Return every line below exactly as written.

★ ★ ★ ★ ★

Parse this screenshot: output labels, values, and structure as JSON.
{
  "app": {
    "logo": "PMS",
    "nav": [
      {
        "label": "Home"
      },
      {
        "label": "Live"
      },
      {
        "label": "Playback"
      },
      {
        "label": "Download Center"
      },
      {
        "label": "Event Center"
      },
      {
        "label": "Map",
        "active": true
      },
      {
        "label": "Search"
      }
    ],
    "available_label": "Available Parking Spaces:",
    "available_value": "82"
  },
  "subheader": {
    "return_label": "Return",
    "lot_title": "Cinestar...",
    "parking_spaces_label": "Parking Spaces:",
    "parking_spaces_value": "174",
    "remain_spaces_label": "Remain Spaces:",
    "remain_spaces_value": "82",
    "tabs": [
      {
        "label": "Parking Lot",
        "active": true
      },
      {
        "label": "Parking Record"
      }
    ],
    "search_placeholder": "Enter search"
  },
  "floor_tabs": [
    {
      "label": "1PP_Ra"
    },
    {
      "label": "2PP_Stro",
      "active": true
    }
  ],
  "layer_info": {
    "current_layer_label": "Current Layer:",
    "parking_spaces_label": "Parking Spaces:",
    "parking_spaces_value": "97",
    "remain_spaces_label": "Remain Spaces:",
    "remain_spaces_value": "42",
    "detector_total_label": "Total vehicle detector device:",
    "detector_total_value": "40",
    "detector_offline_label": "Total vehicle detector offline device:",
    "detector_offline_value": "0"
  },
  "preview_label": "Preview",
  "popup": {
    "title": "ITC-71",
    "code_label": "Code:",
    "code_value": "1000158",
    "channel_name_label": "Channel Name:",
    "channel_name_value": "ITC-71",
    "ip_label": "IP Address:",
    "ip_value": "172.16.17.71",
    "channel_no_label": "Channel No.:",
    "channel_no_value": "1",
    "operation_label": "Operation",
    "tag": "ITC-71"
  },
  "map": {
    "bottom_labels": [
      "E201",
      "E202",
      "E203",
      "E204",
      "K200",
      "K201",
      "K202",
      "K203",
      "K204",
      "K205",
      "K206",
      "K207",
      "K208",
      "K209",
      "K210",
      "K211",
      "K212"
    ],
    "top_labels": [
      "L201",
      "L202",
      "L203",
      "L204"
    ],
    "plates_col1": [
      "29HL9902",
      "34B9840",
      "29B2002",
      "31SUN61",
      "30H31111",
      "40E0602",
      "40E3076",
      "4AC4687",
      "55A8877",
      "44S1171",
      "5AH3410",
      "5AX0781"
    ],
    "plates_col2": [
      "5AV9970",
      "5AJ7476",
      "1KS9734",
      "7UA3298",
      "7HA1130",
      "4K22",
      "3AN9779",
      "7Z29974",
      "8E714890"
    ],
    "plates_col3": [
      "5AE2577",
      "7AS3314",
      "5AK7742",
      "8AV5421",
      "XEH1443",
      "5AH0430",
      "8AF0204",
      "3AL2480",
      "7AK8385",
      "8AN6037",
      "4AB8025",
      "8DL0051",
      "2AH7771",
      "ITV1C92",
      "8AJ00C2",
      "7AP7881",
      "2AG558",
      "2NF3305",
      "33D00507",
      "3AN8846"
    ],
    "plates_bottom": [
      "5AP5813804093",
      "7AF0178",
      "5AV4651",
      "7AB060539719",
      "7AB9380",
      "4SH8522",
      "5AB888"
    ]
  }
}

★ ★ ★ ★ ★

**Response area**
Parse this screenshot: output labels, values, and structure as JSON.
{
  "app": {
    "logo": "PMS",
    "nav": [
      {
        "label": "Home"
      },
      {
        "label": "Live"
      },
      {
        "label": "Playback"
      },
      {
        "label": "Download Center"
      },
      {
        "label": "Event Center"
      },
      {
        "label": "Map",
        "active": true
      },
      {
        "label": "Search"
      }
    ],
    "available_label": "Available Parking Spaces:",
    "available_value": "82"
  },
  "subheader": {
    "return_label": "Return",
    "lot_title": "Cinestar...",
    "parking_spaces_label": "Parking Spaces:",
    "parking_spaces_value": "174",
    "remain_spaces_label": "Remain Spaces:",
    "remain_spaces_value": "82",
    "tabs": [
      {
        "label": "Parking Lot",
        "active": true
      },
      {
        "label": "Parking Record"
      }
    ],
    "search_placeholder": "Enter search"
  },
  "floor_tabs": [
    {
      "label": "1PP_Ra"
    },
    {
      "label": "2PP_Stro",
      "active": true
    }
  ],
  "layer_info": {
    "current_layer_label": "Current Layer:",
    "parking_spaces_label": "Parking Spaces:",
    "parking_spaces_value": "97",
    "remain_spaces_label": "Remain Spaces:",
    "remain_spaces_value": "42",
    "detector_total_label": "Total vehicle detector device:",
    "detector_total_value": "40",
    "detector_offline_label": "Total vehicle detector offline device:",
    "detector_offline_value": "0"
  },
  "preview_label": "Preview",
  "popup": {
    "title": "ITC-71",
    "code_label": "Code:",
    "code_value": "1000158",
    "channel_name_label": "Channel Name:",
    "channel_name_value": "ITC-71",
    "ip_label": "IP Address:",
    "ip_value": "172.16.17.71",
    "channel_no_label": "Channel No.:",
    "channel_no_value": "1",
    "operation_label": "Operation",
    "tag": "ITC-71"
  },
  "map": {
    "bottom_labels": [
      "E201",
      "E202",
      "E203",
      "E204",
      "K200",
      "K201",
      "K202",
      "K203",
      "K204",
      "K205",
      "K206",
      "K207",
      "K208",
      "K209",
      "K210",
      "K211",
      "K212"
    ],
    "top_labels": [
      "L201",
      "L202",
      "L203",
      "L204"
    ],
    "plates_col1": [
      "29HL9902",
      "34B9840",
      "29B2002",
      "31SUN61",
      "30H31111",
      "40E0602",
      "40E3076",
      "4AC4687",
      "55A8877",
      "44S1171",
      "5AH3410",
      "5AX0781"
    ],
    "plates_col2": [
      "5AV9970",
      "5AJ7476",
      "1KS9734",
      "7UA3298",
      "7HA1130",
      "4K22",
      "3AN9779",
      "7Z29974",
      "8E714890"
    ],
    "plates_col3": [
      "5AE2577",
      "7AS3314",
      "5AK7742",
      "8AV5421",
      "XEH1443",
      "5AH0430",
      "8AF0204",
      "3AL2480",
      "7AK8385",
      "8AN6037",
      "4AB8025",
      "8DL0051",
      "2AH7771",
      "ITV1C92",
      "8AJ00C2",
      "7AP7881",
      "2AG558",
      "2NF3305",
      "33D00507",
      "3AN8846"
    ],
    "plates_bottom": [
      "5AP5813804093",
      "7AF0178",
      "5AV4651",
      "7AB060539719",
      "7AB9380",
      "4SH8522",
      "5AB888"
    ]
  }
}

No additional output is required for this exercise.